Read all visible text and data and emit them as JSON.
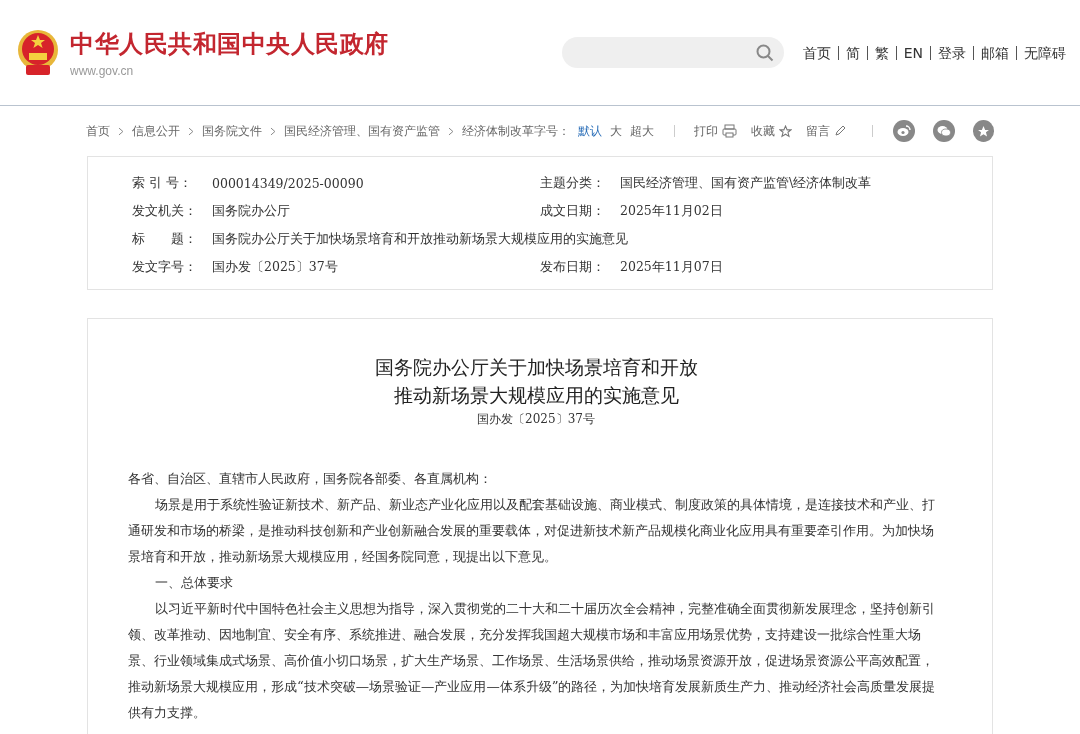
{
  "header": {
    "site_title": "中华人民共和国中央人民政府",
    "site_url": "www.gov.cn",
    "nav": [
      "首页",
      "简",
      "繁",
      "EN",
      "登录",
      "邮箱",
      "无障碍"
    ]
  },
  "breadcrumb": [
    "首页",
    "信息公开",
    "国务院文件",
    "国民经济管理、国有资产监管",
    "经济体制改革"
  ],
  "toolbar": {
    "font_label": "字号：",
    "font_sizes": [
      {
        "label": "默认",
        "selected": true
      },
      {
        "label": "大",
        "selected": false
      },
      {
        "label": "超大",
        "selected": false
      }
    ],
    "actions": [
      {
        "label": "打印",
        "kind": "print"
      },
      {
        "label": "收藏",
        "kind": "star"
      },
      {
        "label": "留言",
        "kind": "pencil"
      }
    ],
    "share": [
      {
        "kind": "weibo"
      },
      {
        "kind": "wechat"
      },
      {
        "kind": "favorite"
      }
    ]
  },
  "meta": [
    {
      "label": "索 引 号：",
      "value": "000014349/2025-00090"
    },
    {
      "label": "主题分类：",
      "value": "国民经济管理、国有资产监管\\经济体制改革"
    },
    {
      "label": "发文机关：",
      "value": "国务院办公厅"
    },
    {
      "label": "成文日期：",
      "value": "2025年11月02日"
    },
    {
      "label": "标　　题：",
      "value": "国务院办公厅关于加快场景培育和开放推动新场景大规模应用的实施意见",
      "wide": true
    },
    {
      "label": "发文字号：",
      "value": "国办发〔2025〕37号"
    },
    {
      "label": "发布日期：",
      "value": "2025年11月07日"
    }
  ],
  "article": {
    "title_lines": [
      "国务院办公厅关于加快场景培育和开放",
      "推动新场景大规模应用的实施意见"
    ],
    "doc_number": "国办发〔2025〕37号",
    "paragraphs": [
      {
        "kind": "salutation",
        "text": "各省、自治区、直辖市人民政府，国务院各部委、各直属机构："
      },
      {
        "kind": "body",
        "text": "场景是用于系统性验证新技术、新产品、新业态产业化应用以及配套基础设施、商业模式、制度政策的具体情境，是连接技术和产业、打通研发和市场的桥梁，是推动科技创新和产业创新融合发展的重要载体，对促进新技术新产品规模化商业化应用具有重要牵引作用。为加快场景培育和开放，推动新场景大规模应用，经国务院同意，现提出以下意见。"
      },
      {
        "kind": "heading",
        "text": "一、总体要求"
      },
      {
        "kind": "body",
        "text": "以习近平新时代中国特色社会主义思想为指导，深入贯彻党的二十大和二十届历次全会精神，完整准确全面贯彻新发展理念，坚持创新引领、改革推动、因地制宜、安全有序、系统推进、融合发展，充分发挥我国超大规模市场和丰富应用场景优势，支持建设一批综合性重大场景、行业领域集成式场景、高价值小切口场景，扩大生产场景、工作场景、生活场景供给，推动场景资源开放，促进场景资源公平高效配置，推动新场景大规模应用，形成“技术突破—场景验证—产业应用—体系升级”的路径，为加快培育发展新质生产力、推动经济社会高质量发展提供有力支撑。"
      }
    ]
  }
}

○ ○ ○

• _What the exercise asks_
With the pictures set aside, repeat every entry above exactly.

• _Your solution_
Read all visible text and data and emit them as JSON.
{
  "header": {
    "site_title": "中华人民共和国中央人民政府",
    "site_url": "www.gov.cn",
    "nav": [
      "首页",
      "简",
      "繁",
      "EN",
      "登录",
      "邮箱",
      "无障碍"
    ]
  },
  "breadcrumb": [
    "首页",
    "信息公开",
    "国务院文件",
    "国民经济管理、国有资产监管",
    "经济体制改革"
  ],
  "toolbar": {
    "font_label": "字号：",
    "font_sizes": [
      {
        "label": "默认",
        "selected": true
      },
      {
        "label": "大",
        "selected": false
      },
      {
        "label": "超大",
        "selected": false
      }
    ],
    "actions": [
      {
        "label": "打印",
        "kind": "print"
      },
      {
        "label": "收藏",
        "kind": "star"
      },
      {
        "label": "留言",
        "kind": "pencil"
      }
    ],
    "share": [
      {
        "kind": "weibo"
      },
      {
        "kind": "wechat"
      },
      {
        "kind": "favorite"
      }
    ]
  },
  "meta": [
    {
      "label": "索 引 号：",
      "value": "000014349/2025-00090"
    },
    {
      "label": "主题分类：",
      "value": "国民经济管理、国有资产监管\\经济体制改革"
    },
    {
      "label": "发文机关：",
      "value": "国务院办公厅"
    },
    {
      "label": "成文日期：",
      "value": "2025年11月02日"
    },
    {
      "label": "标　　题：",
      "value": "国务院办公厅关于加快场景培育和开放推动新场景大规模应用的实施意见",
      "wide": true
    },
    {
      "label": "发文字号：",
      "value": "国办发〔2025〕37号"
    },
    {
      "label": "发布日期：",
      "value": "2025年11月07日"
    }
  ],
  "article": {
    "title_lines": [
      "国务院办公厅关于加快场景培育和开放",
      "推动新场景大规模应用的实施意见"
    ],
    "doc_number": "国办发〔2025〕37号",
    "paragraphs": [
      {
        "kind": "salutation",
        "text": "各省、自治区、直辖市人民政府，国务院各部委、各直属机构："
      },
      {
        "kind": "body",
        "text": "场景是用于系统性验证新技术、新产品、新业态产业化应用以及配套基础设施、商业模式、制度政策的具体情境，是连接技术和产业、打通研发和市场的桥梁，是推动科技创新和产业创新融合发展的重要载体，对促进新技术新产品规模化商业化应用具有重要牵引作用。为加快场景培育和开放，推动新场景大规模应用，经国务院同意，现提出以下意见。"
      },
      {
        "kind": "heading",
        "text": "一、总体要求"
      },
      {
        "kind": "body",
        "text": "以习近平新时代中国特色社会主义思想为指导，深入贯彻党的二十大和二十届历次全会精神，完整准确全面贯彻新发展理念，坚持创新引领、改革推动、因地制宜、安全有序、系统推进、融合发展，充分发挥我国超大规模市场和丰富应用场景优势，支持建设一批综合性重大场景、行业领域集成式场景、高价值小切口场景，扩大生产场景、工作场景、生活场景供给，推动场景资源开放，促进场景资源公平高效配置，推动新场景大规模应用，形成“技术突破—场景验证—产业应用—体系升级”的路径，为加快培育发展新质生产力、推动经济社会高质量发展提供有力支撑。"
      }
    ]
  }
}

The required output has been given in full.